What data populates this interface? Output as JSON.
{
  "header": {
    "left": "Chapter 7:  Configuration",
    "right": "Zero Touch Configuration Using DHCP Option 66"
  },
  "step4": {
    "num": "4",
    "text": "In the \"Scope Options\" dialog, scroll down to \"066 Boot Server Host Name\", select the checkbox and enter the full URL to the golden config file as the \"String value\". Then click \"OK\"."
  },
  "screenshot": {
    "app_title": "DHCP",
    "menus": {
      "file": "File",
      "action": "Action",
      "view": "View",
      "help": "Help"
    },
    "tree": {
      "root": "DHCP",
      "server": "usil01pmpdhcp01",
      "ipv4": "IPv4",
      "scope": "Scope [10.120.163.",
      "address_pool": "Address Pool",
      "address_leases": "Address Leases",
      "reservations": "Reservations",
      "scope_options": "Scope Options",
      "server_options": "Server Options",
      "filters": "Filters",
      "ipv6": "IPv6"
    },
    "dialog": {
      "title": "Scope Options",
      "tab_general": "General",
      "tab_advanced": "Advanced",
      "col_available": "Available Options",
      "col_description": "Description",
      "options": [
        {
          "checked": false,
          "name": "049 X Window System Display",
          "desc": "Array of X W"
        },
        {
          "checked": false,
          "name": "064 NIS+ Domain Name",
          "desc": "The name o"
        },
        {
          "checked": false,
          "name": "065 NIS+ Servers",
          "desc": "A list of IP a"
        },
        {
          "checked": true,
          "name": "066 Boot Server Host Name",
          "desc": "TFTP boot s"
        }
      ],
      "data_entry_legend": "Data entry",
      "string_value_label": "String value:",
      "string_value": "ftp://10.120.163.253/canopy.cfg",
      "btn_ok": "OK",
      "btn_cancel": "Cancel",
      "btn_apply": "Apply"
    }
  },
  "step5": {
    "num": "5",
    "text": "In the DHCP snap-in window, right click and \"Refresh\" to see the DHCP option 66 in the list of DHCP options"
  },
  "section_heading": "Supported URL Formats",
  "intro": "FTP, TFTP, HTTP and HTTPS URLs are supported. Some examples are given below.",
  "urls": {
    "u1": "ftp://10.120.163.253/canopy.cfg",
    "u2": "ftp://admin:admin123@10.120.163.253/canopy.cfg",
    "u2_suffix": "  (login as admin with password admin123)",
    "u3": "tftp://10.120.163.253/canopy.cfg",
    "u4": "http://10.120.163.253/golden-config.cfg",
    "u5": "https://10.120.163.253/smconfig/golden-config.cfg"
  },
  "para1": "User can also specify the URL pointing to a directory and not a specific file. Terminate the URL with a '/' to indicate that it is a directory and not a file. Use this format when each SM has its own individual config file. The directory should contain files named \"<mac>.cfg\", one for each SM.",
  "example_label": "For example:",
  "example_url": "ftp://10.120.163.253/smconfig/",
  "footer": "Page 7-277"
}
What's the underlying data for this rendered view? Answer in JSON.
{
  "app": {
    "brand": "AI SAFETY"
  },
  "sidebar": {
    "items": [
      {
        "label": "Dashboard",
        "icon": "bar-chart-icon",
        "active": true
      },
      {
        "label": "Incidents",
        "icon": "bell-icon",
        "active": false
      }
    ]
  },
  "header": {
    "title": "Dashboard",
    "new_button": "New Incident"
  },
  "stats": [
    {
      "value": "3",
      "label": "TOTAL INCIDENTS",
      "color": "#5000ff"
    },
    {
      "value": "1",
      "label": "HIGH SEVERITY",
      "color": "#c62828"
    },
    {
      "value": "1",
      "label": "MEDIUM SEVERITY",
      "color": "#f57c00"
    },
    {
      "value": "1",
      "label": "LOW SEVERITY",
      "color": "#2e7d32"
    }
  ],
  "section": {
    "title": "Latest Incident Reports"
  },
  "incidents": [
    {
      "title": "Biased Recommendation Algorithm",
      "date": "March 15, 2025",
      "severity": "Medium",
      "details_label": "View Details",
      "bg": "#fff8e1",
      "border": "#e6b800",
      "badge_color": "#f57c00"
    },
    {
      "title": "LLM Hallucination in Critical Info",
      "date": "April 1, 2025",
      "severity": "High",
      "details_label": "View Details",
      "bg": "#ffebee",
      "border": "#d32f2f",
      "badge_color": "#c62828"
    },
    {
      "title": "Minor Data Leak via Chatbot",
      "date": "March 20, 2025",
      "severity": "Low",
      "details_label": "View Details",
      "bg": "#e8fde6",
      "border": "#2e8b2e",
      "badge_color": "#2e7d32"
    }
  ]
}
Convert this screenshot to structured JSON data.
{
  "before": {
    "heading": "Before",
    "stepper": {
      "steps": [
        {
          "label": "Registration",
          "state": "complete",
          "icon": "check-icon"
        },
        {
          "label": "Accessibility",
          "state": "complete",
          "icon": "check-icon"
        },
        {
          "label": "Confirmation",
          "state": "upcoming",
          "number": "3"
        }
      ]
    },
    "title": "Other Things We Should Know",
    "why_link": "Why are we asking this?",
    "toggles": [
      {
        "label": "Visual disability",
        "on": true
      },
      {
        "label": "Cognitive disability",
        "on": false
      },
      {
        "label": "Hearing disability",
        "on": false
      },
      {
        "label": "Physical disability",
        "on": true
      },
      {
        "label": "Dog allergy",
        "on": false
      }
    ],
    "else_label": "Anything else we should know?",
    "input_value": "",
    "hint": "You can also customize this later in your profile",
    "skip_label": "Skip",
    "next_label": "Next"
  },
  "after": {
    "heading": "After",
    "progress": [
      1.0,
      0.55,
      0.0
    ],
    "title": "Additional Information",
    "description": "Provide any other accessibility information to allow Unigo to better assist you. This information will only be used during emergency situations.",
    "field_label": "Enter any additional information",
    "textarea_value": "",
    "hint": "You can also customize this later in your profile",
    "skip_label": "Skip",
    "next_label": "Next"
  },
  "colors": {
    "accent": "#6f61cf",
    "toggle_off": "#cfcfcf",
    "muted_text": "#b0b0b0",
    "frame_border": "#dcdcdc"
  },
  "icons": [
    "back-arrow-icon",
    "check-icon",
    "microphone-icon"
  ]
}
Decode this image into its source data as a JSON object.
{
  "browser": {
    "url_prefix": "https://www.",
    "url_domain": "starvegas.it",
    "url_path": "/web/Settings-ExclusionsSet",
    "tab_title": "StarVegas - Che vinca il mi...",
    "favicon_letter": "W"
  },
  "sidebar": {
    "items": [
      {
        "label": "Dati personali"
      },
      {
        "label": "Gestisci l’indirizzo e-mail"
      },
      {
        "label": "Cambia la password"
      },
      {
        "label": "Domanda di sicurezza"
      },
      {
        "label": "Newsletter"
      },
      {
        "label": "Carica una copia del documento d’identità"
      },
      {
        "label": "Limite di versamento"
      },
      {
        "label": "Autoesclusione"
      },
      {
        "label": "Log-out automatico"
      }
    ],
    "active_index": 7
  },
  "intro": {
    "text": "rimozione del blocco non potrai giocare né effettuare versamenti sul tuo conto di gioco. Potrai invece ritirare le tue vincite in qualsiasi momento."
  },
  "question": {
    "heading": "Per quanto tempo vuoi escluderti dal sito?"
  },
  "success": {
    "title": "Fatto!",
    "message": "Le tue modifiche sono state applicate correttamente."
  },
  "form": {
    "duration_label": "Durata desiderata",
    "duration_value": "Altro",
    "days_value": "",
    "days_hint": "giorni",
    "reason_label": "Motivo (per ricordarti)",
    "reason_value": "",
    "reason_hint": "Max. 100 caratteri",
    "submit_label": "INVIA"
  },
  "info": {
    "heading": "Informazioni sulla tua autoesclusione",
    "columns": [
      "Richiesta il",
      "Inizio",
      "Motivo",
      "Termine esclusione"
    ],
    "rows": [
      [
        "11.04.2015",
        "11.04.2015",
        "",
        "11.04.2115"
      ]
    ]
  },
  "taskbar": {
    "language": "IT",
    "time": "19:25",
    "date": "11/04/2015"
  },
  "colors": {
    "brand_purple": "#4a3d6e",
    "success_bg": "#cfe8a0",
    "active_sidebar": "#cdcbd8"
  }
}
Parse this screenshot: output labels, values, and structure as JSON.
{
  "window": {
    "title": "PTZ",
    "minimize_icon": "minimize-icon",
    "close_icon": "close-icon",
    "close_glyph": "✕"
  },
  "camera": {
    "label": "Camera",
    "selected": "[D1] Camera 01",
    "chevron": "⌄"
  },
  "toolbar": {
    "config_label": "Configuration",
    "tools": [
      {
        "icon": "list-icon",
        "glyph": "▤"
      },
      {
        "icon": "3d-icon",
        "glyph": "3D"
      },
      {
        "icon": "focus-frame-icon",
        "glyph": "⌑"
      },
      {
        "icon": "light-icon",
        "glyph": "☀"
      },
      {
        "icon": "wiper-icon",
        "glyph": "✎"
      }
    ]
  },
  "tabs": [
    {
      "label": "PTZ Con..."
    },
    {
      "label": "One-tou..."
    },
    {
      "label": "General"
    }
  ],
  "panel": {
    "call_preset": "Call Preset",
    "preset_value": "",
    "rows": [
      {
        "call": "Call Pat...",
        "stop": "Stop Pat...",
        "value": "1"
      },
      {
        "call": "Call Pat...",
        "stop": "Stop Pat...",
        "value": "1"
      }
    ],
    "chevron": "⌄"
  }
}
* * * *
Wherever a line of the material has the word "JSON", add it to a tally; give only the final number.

5